A good brother named Alonzo Colton, from Minersville, was on his way to a sawmill farther up in the mountains to get a load of lumber. He arrived at Hawthorne Dell when it began to look as if there was nothing to do but to send to Beaver for conveyance and await its coming, a most dreaded alternative. On hearing of the dilemma, Mr. Colton promptly unhitched his team, and leaving his “running gear” standing, hitched on to Mr. Lee’s wagon, from which the potatoes were hastily “dumped.” The sick man in his bed and the wife and children were then loaded in, and Mr. Colton himself drove them down the mountain road to their home, where they arrived at about five o’clock p.m.
Now, if this statement is not right, Mr. Colton or any surviving member of his family is at liberty to correct it; and she who makes this declaration stands ready to apologize amply. One thing, however, that she knows to be a fact, is that when some days later, threshing was done, this same Mr. Colton with his own wagon and team brought down one or more loads of the crop, and never would accept one cent of pay. For his kindness to fellow creatures in distress, he is gratefully remembered to this day; also others who freely rendered assistance at a time of need.
This murderous and unprovoked attack took place on the 23rd of October, 1866. Mr. Lee, who is not now living, always considered it a divine intervention that prompted him to put his firearms into good condition just on the eve of such dire need. He fired only three shots (having no ammunition to waste), but every one reached its mark. The Indians at the time made themselves scarce, and knew absolutely nothing. But in after years they said Mr. Lee was a Big Chief, and a Brave, and that he had killed three bad Indians who had tried to kill him. These were the Piutes, whose home was in Beaver County, and who knew every member of Mr. Lee’s family well, and often visited them at the farm.

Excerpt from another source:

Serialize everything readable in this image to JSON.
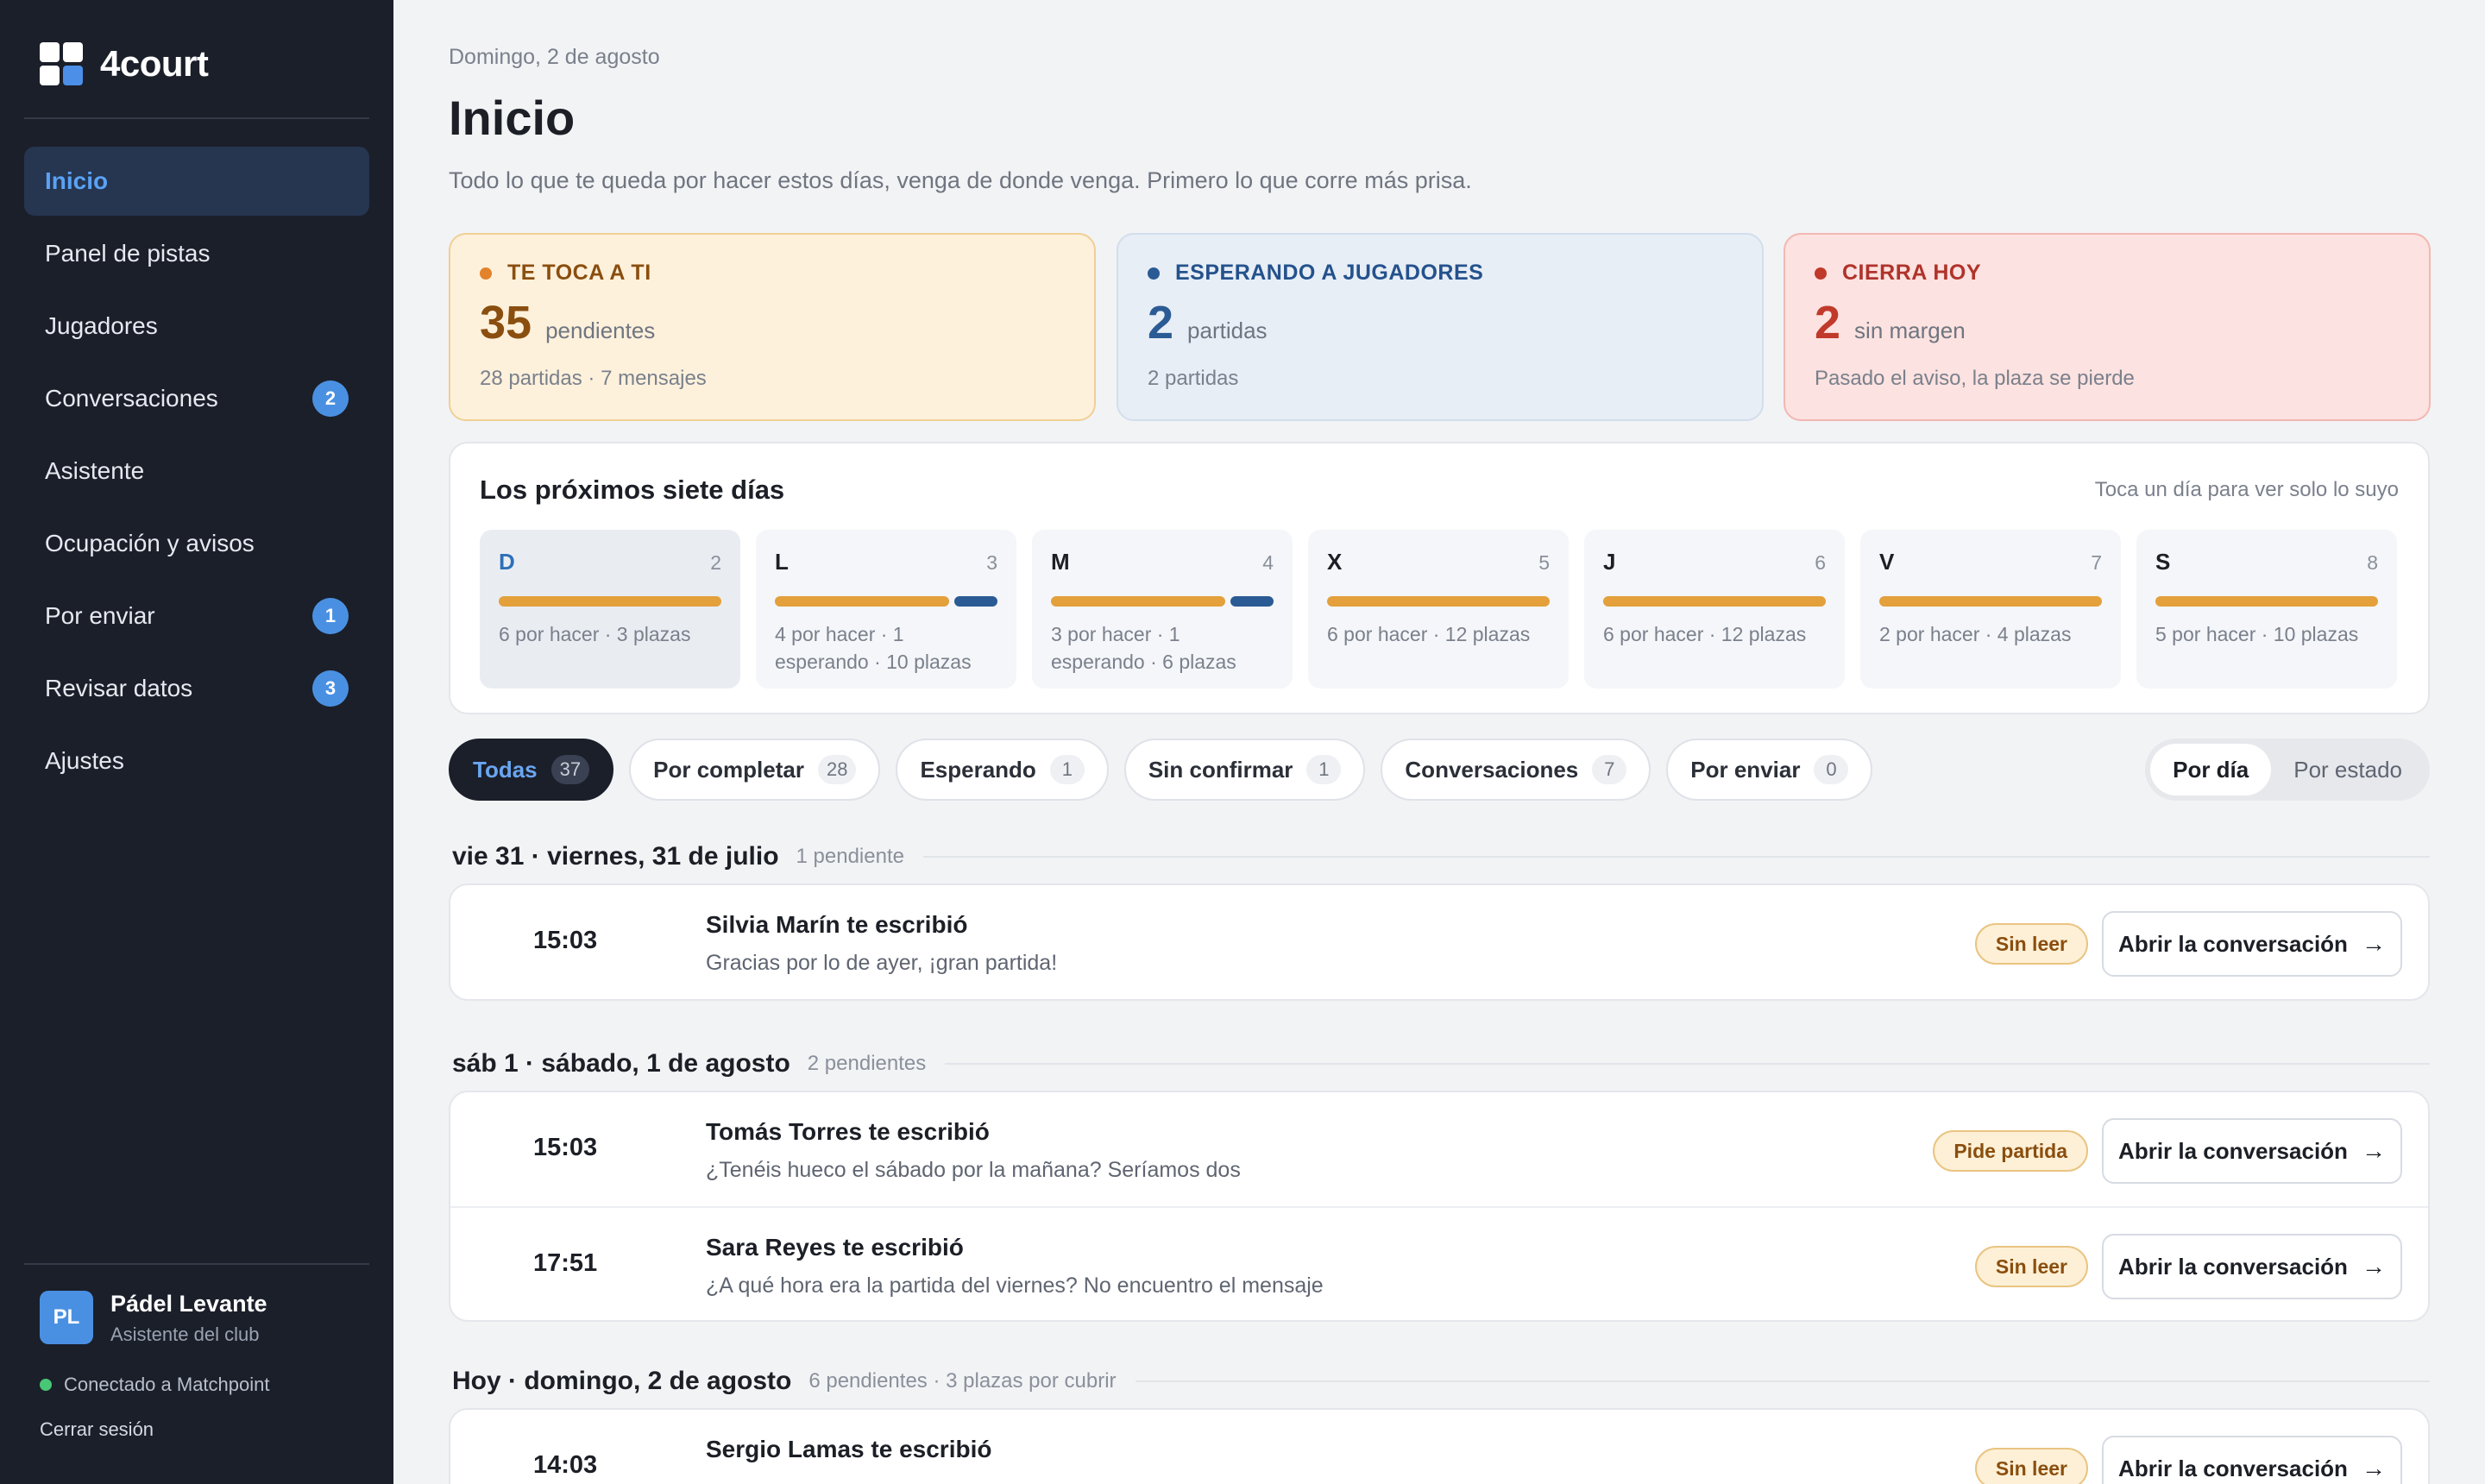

It is even probable that the very matches used to fire the dwelling had been begged from the intended victims. One queer thing not yet mentioned is that when the east door of the house was finally opened, it was found piled high with sagebrush that had not been fired. And after much wonder why this dry door was left unburned, while the wet roof had so much effort spent on it in vain, the conclusion was finally reached that after the brush was heaped against the door, the Indians found they had used all their matches. If so, it was certainly an error of judgment on their part, because the door would have burned readily.
Joseph Lillywhite recovered from his wounds, but it is said that he never became the strong man that his robust youth promised, and did not live to reach middle age.
Such were the experiences of the early settlers of Utah.
Matilda Orwin Lillywhite’s grandfather on her mother’s side. Matilda was Dorothy’s grandmother, making John her great great grandfahter. John came to Utah in 1868, and was one of Utah’s prominent men.
Dorothy’s great great grandmother, whose husband was Benjamin Lillywhite Sr. We do not have Benjamin’ story.
Joseph Lillywhite was severley wounded in this raid, which contributed to an early death.
Joseph Lillywhite and his family joined this mission, also known as the Hole in the Rock expedition.